Even with serious concerns about personal data privacy and lack of integration, “connected products” are an integral aspect of peoples’ everyday lives. That’s the central thesis in a timely report from Capgemini Research Institute, Connected products: Enhancing consumers’ lives with technology.
This study is well-timed as we begin a week-long exploration into the latest technology innovations being unveiled at CES 2024, the annual mega-conference hosted by the Consumer Technology Association (CTA).
For the consumer research, Capgemini’s team polled the perspectives of 10,000 consumers age 18+ in November, among people from 13 countries: Australia, Canada, France, Germany, India, Italy, Japan, the Netherlands, Norway, Spain, Sweden, the UK, and the U.S.
To get us thinking on the same page, first, what is a “connected product?” Capgemini defines this as any product that can connect to the Internet. Hint: if it has an app associated with it, it’s probably a connected product. Thus, the research assesses consumers’ use and affinity for devices beyond smartphones and tablets, further explained below.
The big takeaway is the mainstreaming of connected products shown in the first bar chart: two in three consumers across the 13 countries sampled believe connected devices are becoming a necessity and part of my lifestyle. One-half of people find these products give us a view of our routines and help us better understand ourselves.
One-third of people say they use connected products nearly 24 hours a day and more think they will own even more connected products one year from now (good news for CES 2024 exhibitors!).

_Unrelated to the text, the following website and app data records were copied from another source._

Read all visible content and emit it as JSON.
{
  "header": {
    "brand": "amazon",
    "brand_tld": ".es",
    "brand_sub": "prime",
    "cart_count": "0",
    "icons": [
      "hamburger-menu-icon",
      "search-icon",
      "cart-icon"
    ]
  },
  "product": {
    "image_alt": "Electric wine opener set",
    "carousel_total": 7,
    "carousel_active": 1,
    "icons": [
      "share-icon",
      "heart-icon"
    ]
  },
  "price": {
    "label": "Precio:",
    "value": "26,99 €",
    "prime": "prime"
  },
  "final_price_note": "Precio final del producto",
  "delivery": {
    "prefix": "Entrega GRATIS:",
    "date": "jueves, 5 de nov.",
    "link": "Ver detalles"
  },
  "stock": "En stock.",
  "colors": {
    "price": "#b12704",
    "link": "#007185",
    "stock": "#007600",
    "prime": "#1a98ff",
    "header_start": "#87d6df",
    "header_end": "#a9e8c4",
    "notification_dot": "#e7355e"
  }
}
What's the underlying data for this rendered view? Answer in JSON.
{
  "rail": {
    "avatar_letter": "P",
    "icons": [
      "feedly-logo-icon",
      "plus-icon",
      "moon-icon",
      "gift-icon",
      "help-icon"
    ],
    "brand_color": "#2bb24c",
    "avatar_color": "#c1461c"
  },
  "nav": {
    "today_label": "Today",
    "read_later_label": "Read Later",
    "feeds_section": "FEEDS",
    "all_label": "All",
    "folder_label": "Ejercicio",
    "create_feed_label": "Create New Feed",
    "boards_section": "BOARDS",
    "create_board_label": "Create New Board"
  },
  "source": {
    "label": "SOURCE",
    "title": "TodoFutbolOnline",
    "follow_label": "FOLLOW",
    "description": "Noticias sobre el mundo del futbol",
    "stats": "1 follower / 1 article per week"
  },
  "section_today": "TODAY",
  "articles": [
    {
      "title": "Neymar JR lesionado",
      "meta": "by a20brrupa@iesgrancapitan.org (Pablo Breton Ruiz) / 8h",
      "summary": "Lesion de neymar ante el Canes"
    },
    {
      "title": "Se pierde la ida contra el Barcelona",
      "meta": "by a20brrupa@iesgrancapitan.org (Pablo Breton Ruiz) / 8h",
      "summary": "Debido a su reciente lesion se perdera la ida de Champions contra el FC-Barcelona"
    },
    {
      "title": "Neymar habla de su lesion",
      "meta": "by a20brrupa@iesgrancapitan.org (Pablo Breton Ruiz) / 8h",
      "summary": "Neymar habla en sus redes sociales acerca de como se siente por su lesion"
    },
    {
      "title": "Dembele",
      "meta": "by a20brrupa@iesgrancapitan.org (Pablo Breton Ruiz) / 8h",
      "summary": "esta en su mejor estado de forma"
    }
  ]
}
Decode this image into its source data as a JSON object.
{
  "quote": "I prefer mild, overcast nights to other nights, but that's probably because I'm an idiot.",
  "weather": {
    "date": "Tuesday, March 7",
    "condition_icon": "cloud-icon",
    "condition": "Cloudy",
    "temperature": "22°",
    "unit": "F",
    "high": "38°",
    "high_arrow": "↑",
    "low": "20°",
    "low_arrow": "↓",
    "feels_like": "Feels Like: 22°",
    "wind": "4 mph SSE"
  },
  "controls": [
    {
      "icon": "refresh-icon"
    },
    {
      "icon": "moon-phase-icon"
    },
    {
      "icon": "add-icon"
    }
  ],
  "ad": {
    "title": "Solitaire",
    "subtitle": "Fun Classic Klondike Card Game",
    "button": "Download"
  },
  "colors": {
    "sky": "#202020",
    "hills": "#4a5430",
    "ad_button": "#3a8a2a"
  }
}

And what might those products be? Start with the smart home security category closely followed by health wearables and tracking tools, connected vehicles, home utility equipment, smart kitchen devices, and connected speakers (voice assistants, already very popular devices in connected homes).
Watch for that smart pet care category to grow, here showing 14% of global consumers likely to buy some product in the segment in the next 12 months.
The most impactful connected products have on health, safety, and time management are health wearables and trackers to help us stay healthier, as well as smart home security systems that help us feel safer.
Health Populi’s Hot Points: Looking forward….health, safety, and security are the aspects of connectivity consumers are seeking in the next twelve months….with niche categories that will grow, too, depending on peoples’ lifestyles and home situations.
Given the nature of health, safety, and security, the connected device community must stay mindful about trust — and just how much data and what kind consumers would be willing to share for health compared with, say, entertainment.
Figure 22 from the report lays out these two questions, with important distinctions between health vs. entertainment.
General demographic data is fair game to be shared for both health and entertainment. Location data would be shared by most people for health, but not so much for entertainment. And so on…
It turns out, based on Capgemini’s survey data, that most consumers who have had positive experiences from health wearables have placed higher trust in that company serving up the device. This experience with health wearables has two key dimensions: first, the actual data privacy and security provisions, assurances, and delivery on the privacy promise; and second, the experience in setting the device up, pairing it for use (via app), and ongoing streamlined design and use of the technology delivering actionable solutions to the consumer, patient, and caregiver. Both these aspects of experience bolster trust with connected health devices — and the companies who channel and develop them.
We will keep these learnings in mind as we explore the convention floor(s) at #CES2024….thanks to Capgemini for the important and timely findings.